New Zealand may seek additional help to find more than 200 missing people in Christchurch following a 6.3-magnitude earthquake, as search-and-rescue efforts in the nation’s second-largest city enter a fifth day.
“We will be needing more help before this is over,” Foreign Minister Murray McCully told reporters yesterday. “No country can have on hand the sort of expert resources in the area of urban search and rescue which would enable it to cope with the scope of the quake we saw.”
About 500 search-and-rescue workers are operating in Christchurch, including teams from Australia, the U.S., Taiwan, Japan and Singapore. A team of 10 rescuers from China and the remainder of a 55-strong U.K. team joined the search yesterday, according to the Ministry of Foreign Affairs & Trade.
The death toll is at least 145 people and there are still at least 200 people missing, Police Superintendent Dave Cliff said today. Many foreigners were caught in the quake, including students at an English-language school, McCully said.
“You’ve now got what is looking like a very significant fatality toll,” Prime Minister John Key said in an interview with Television New Zealand yesterday. “That is really unnerving people and rightfully so.”
Rescue workers from Japan were helping in recovery efforts at the Canterbury Television building, where a number of Japanese students attended the King’s Education school.
“The team has worked really hard,” Hisashi Tokunaga, Japan’s parliamentary vice minister for foreign affairs, told Television New Zealand after arriving in Christchurch. “We still have some hope that we are going to have the Japanese people rescued.”
Twenty-one Chinese students are missing, with eight of the unaccounted buried in the CTV building, China Central Television reported earlier this week, citing local police. Officials estimate that people from 20 countries are amongst the missing, Television New Zealand reported, without saying where it got the information.
“There are an awful lot of people around the world who are deeply concerned about loved ones,” Cliff told reporters yesterday. “Let them know where you are and that you’re safe.”
Christchurch has been shaken by dozens of aftershocks since the initial quake and may experience more temblors greater than magnitude 5 in coming days, according to the Civil Defense website.
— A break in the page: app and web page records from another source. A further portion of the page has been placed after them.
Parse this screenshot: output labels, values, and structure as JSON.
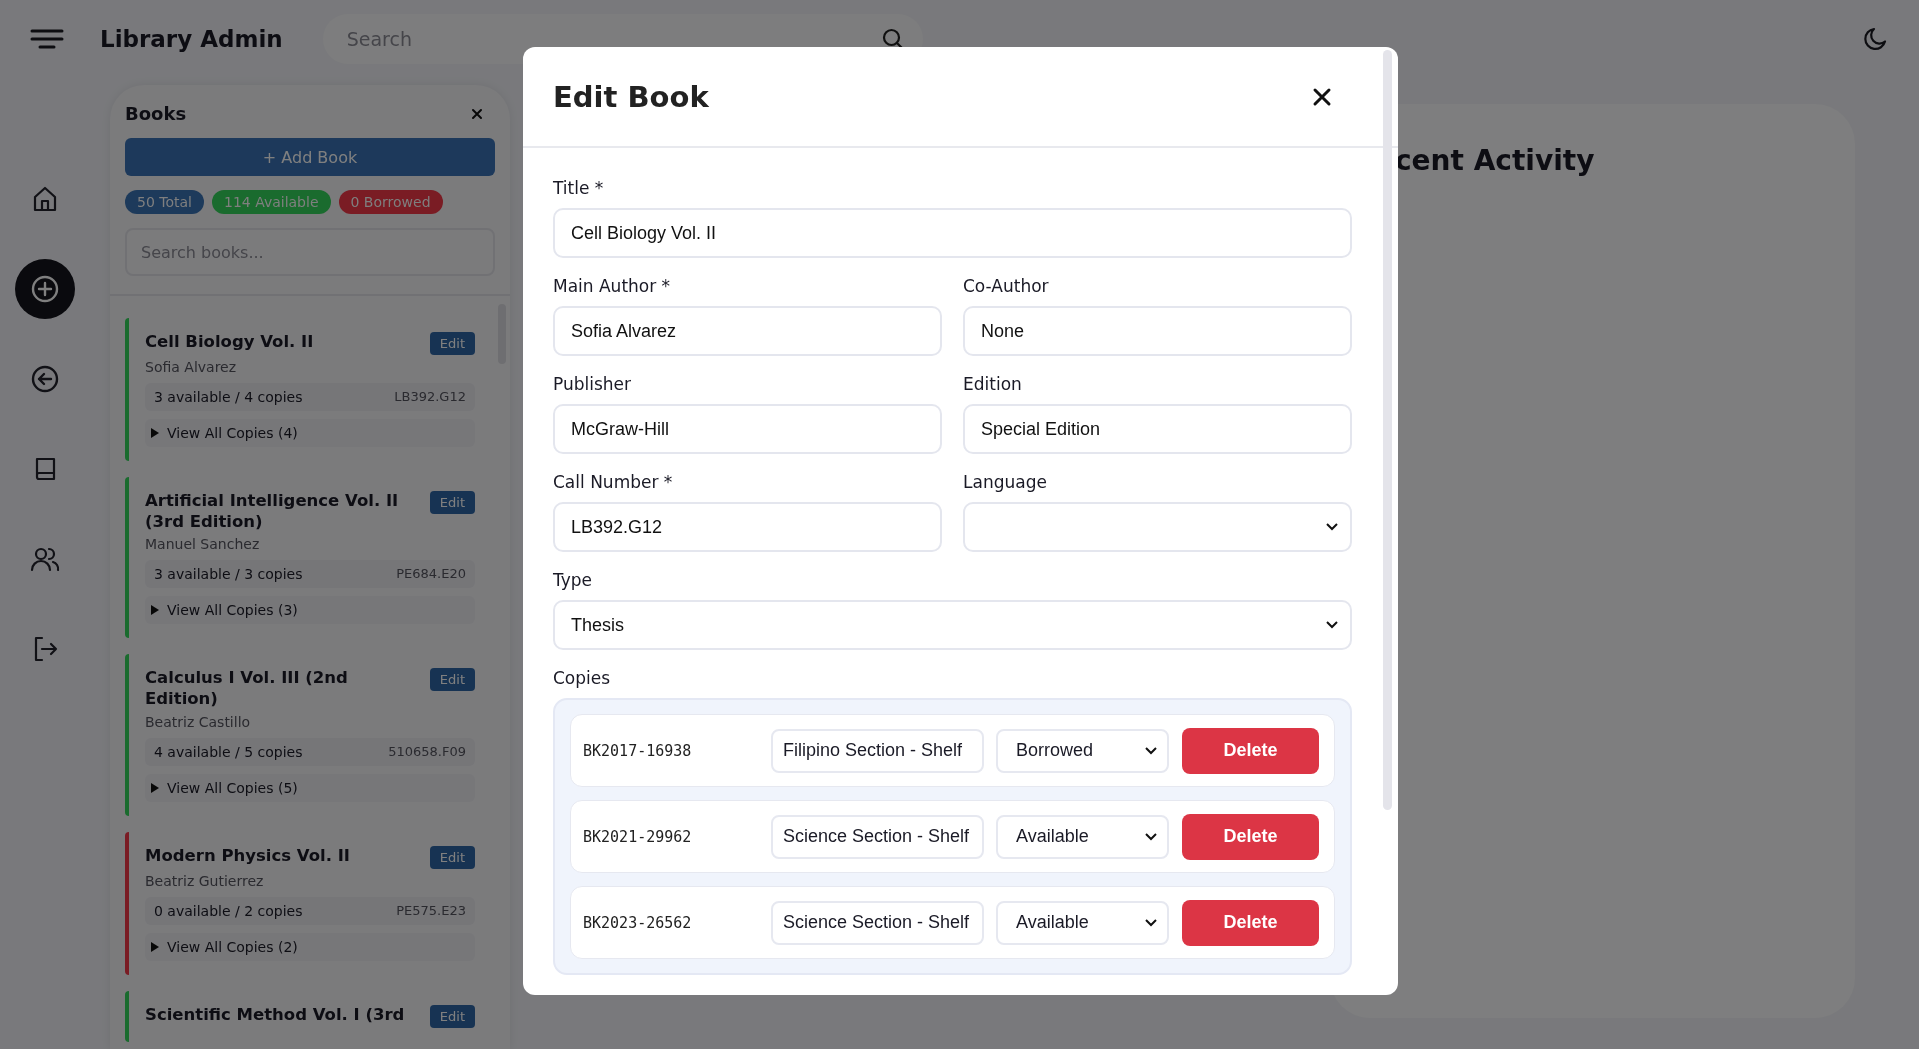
{
  "app": {
    "title": "Library Admin",
    "search_placeholder": "Search"
  },
  "nav": [
    {
      "selected": false
    },
    {
      "selected": true
    },
    {
      "selected": false
    },
    {
      "selected": false
    },
    {
      "selected": false
    },
    {
      "selected": false
    }
  ],
  "books_panel": {
    "title": "Books",
    "add_button": "+ Add Book",
    "search_placeholder": "Search books...",
    "badges": [
      {
        "label": "50 Total",
        "color": "#1d3a5b"
      },
      {
        "label": "114 Available",
        "color": "#1a6b2e"
      },
      {
        "label": "0 Borrowed",
        "color": "#7a1c24"
      }
    ],
    "books": [
      {
        "title": "Cell Biology Vol. II",
        "author": "Sofia Alvarez",
        "availability": "3 available / 4 copies",
        "call_number": "LB392.G12",
        "view_copies": "View All Copies (4)",
        "edit": "Edit",
        "color": "#1a6b2e"
      },
      {
        "title": "Artificial Intelligence Vol. II (3rd Edition)",
        "author": "Manuel Sanchez",
        "availability": "3 available / 3 copies",
        "call_number": "PE684.E20",
        "view_copies": "View All Copies (3)",
        "edit": "Edit",
        "color": "#1a6b2e"
      },
      {
        "title": "Calculus I Vol. III (2nd Edition)",
        "author": "Beatriz Castillo",
        "availability": "4 available / 5 copies",
        "call_number": "510658.F09",
        "view_copies": "View All Copies (5)",
        "edit": "Edit",
        "color": "#1a6b2e"
      },
      {
        "title": "Modern Physics Vol. II",
        "author": "Beatriz Gutierrez",
        "availability": "0 available / 2 copies",
        "call_number": "PE575.E23",
        "view_copies": "View All Copies (2)",
        "edit": "Edit",
        "color": "#7a1c24"
      },
      {
        "title": "Scientific Method Vol. I (3rd",
        "edit": "Edit",
        "color": "#1a6b2e"
      }
    ]
  },
  "recent_activity": {
    "title": "cent Activity"
  },
  "modal": {
    "title": "Edit Book",
    "rows": [
      [
        {
          "label": "Title *",
          "value": "Cell Biology Vol. II",
          "kind": "text"
        }
      ],
      [
        {
          "label": "Main Author *",
          "value": "Sofia Alvarez",
          "kind": "text"
        },
        {
          "label": "Co-Author",
          "value": "None",
          "kind": "text"
        }
      ],
      [
        {
          "label": "Publisher",
          "value": "McGraw-Hill",
          "kind": "text"
        },
        {
          "label": "Edition",
          "value": "Special Edition",
          "kind": "text"
        }
      ],
      [
        {
          "label": "Call Number *",
          "value": "LB392.G12",
          "kind": "text"
        },
        {
          "label": "Language",
          "kind": "select"
        }
      ],
      [
        {
          "label": "Type",
          "value": "Thesis",
          "kind": "select"
        }
      ]
    ],
    "copies_label": "Copies",
    "copies": [
      {
        "id": "BK2017-16938",
        "location": "Filipino Section - Shelf",
        "status": "Borrowed",
        "delete": "Delete"
      },
      {
        "id": "BK2021-29962",
        "location": "Science Section - Shelf",
        "status": "Available",
        "delete": "Delete"
      },
      {
        "id": "BK2023-26562",
        "location": "Science Section - Shelf",
        "status": "Available",
        "delete": "Delete"
      }
    ]
  }
}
The tremors threaten to topple buildings already weakened, prompting estimates that many central business district structures need replacement.
“Its extensive, there’s no doubt about that,” Gerry Brownlee, Canterbury Earthquake Recovery Minister told Television New Zealand. “The expectation would be that for some months all of the services that operate in the CBD will need to relocate elsewhere.”
On the streets of Christchurch yesterday, piles of silt forced up by a process where soil loses its strength after violent shaking were stacked meters high awaiting collection.
“There may be four or five times as much silt on the streets of Christchurch today as there was in September”, Brendan Burns, a Labor Party parliamentarian who represents the Christchurch Central electorate, said in an interview yesterday.
The death toll from the quake is the worst since the Napier earthquake in 1931 that killed 256. This week’s quake came less than six months after a 7-magnitude temblor rocked Christchurch in the early morning of Sept. 4.
The earlier quake, in which no one was killed, caused widespread damage to the city. The destruction and mounting economic costs also follow the death of 29 miners after an explosion at a coal mine at Pike River on New Zealand’s South Island in November.
To contact the editor responsible for this story: Iain Wilson at firstname.lastname@example.org